▼
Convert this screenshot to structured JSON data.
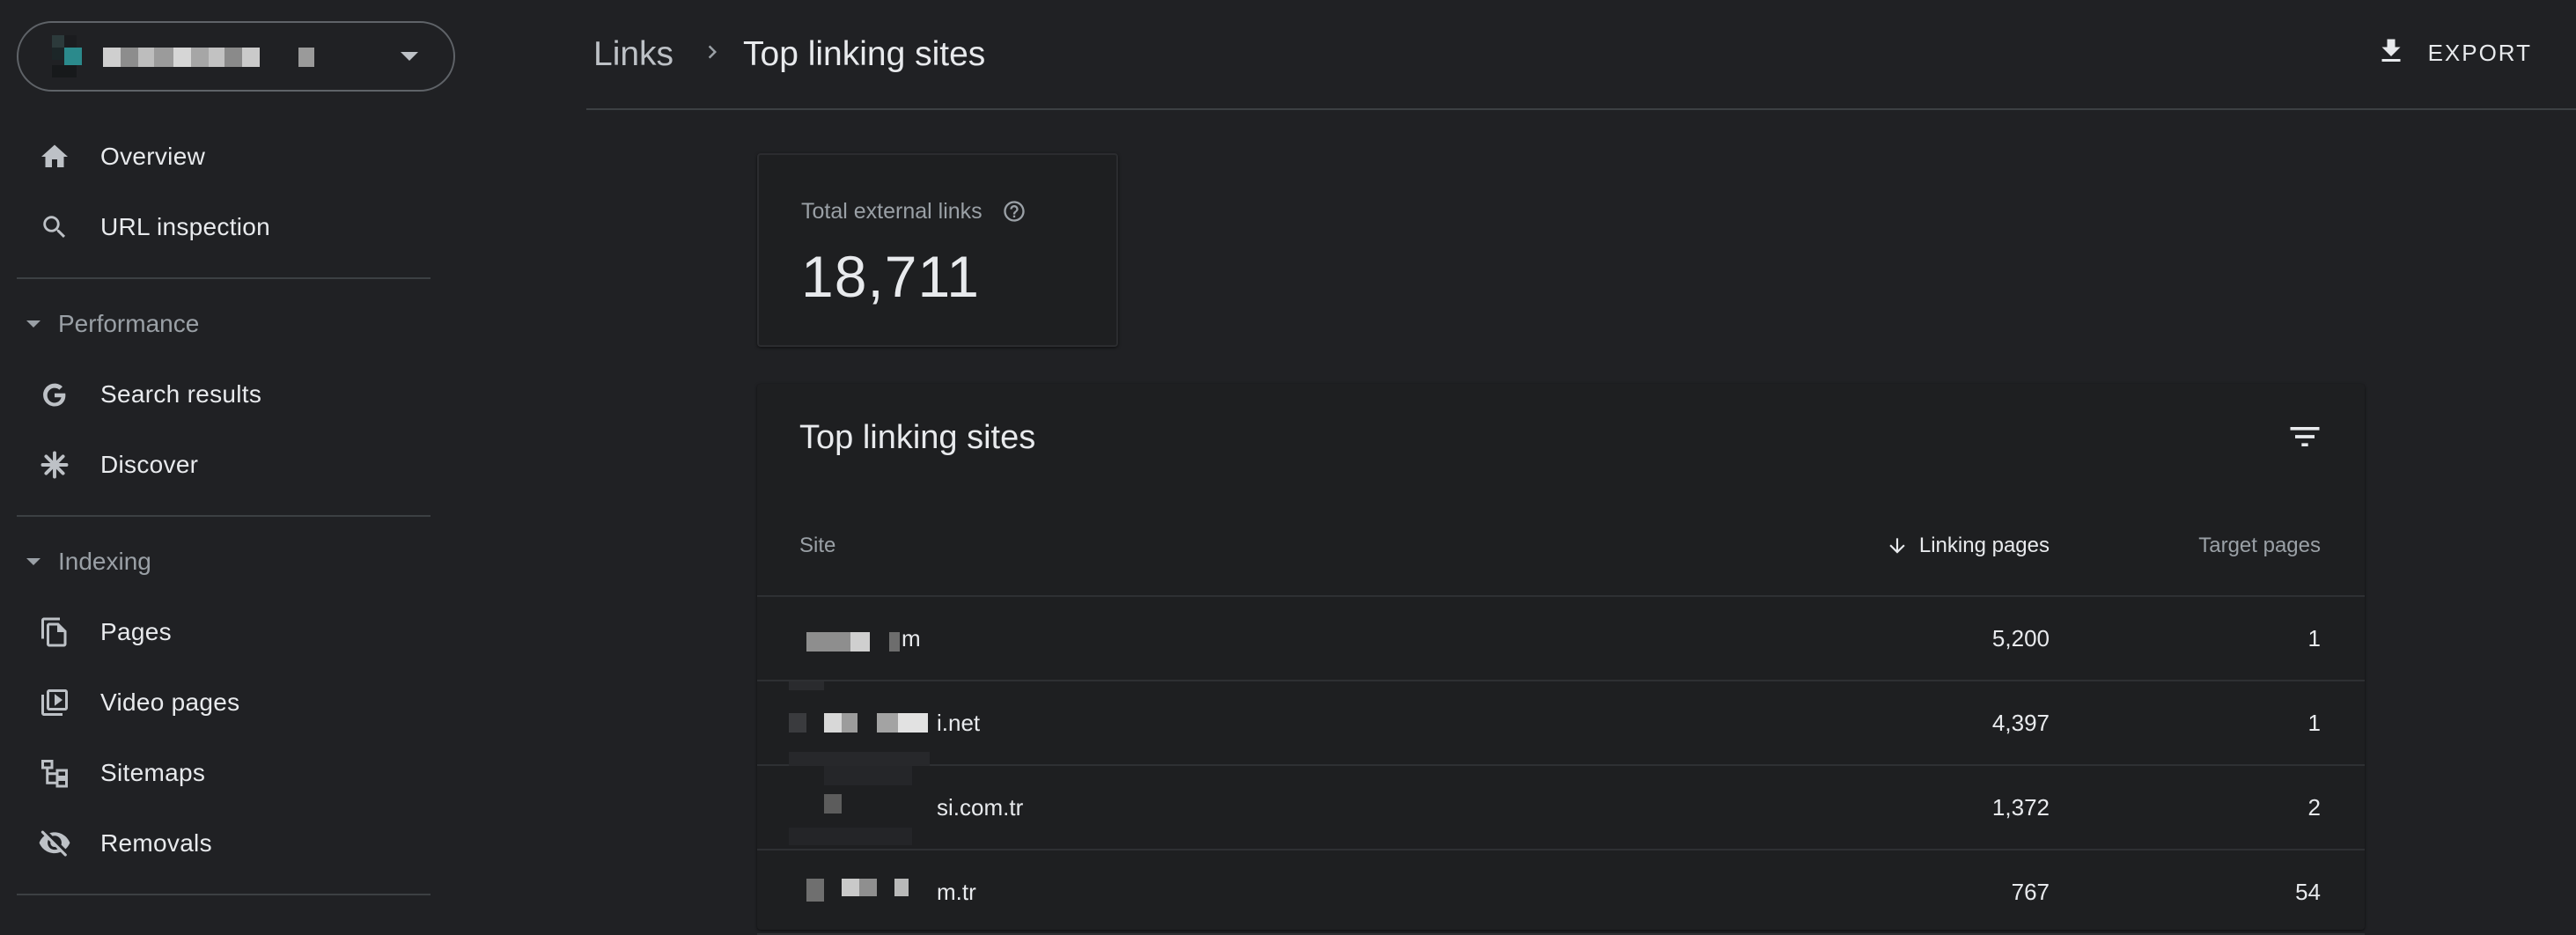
{
  "property": {
    "name": "▒▒▒▒▒▒▒▒ ▒"
  },
  "sidebar": {
    "items_top": [
      {
        "label": "Overview",
        "icon": "home-icon"
      },
      {
        "label": "URL inspection",
        "icon": "search-icon"
      }
    ],
    "performance": {
      "label": "Performance",
      "items": [
        {
          "label": "Search results",
          "icon": "google-icon"
        },
        {
          "label": "Discover",
          "icon": "asterisk-icon"
        }
      ]
    },
    "indexing": {
      "label": "Indexing",
      "items": [
        {
          "label": "Pages",
          "icon": "pages-icon"
        },
        {
          "label": "Video pages",
          "icon": "video-pages-icon"
        },
        {
          "label": "Sitemaps",
          "icon": "sitemaps-icon"
        },
        {
          "label": "Removals",
          "icon": "eye-off-icon"
        }
      ]
    }
  },
  "header": {
    "breadcrumb_root": "Links",
    "breadcrumb_current": "Top linking sites",
    "export_label": "EXPORT"
  },
  "summary": {
    "label": "Total external links",
    "value": "18,711"
  },
  "table": {
    "title": "Top linking sites",
    "columns": {
      "site": "Site",
      "linking_pages": "Linking pages",
      "target_pages": "Target pages"
    },
    "sort": "linking_pages-desc",
    "rows": [
      {
        "site": "m",
        "linking_pages": "5,200",
        "target_pages": "1"
      },
      {
        "site": "i.net",
        "linking_pages": "4,397",
        "target_pages": "1"
      },
      {
        "site": "si.com.tr",
        "linking_pages": "1,372",
        "target_pages": "2"
      },
      {
        "site": "m.tr",
        "linking_pages": "767",
        "target_pages": "54"
      }
    ]
  },
  "colors": {
    "background": "#202124",
    "card": "#1e1f21",
    "text": "#e8eaed",
    "muted": "#9aa0a6",
    "divider": "#3c4043"
  }
}
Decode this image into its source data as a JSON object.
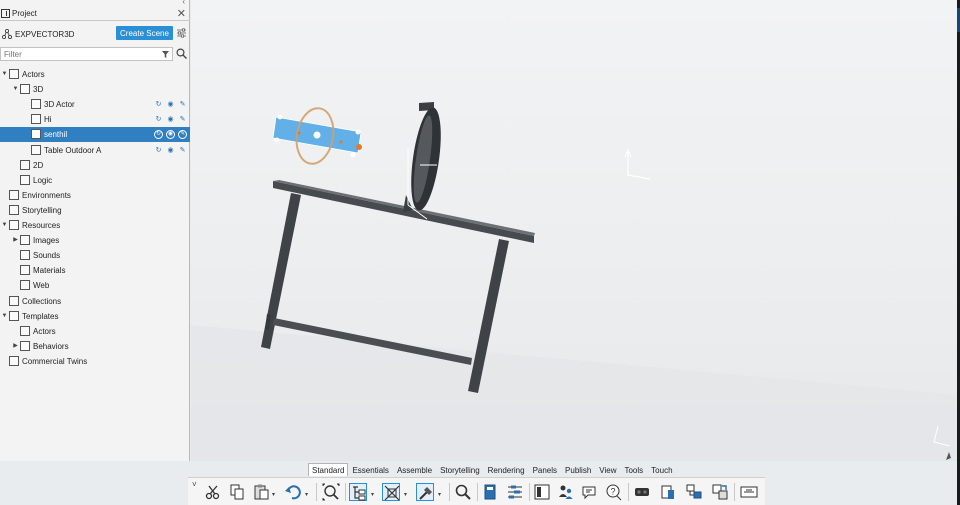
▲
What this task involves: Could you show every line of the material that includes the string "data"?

Answer for this exercise:
Convert this screenshot to structured JSON data.
Decode this image into its source data as a JSON object.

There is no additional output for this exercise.